[Website and app data records]
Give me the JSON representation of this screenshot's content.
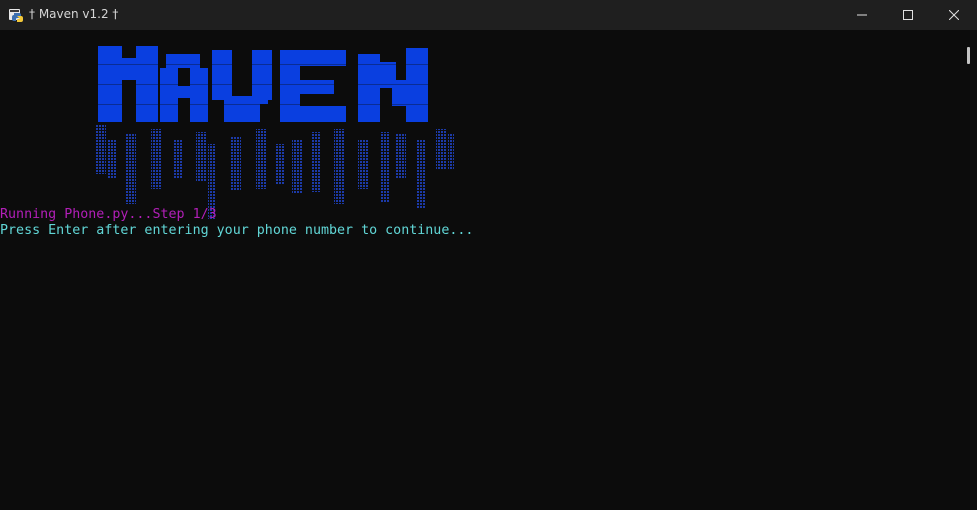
{
  "window": {
    "title": "† Maven v1.2 †",
    "app_icon": "python-icon"
  },
  "controls": {
    "minimize_icon": "minimize-icon",
    "maximize_icon": "maximize-icon",
    "close_icon": "close-icon"
  },
  "banner": {
    "text": "MAVEN",
    "color": "#0a3fe0",
    "drip_color": "#1a2f7a"
  },
  "terminal": {
    "background": "#0c0c0c",
    "lines": [
      {
        "text": "Running Phone.py...Step 1/3",
        "color": "#b21fb8"
      },
      {
        "text": "Press Enter after entering your phone number to continue...",
        "color": "#61d6d6"
      }
    ]
  }
}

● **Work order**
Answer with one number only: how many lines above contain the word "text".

● **Answer to the exercise**
3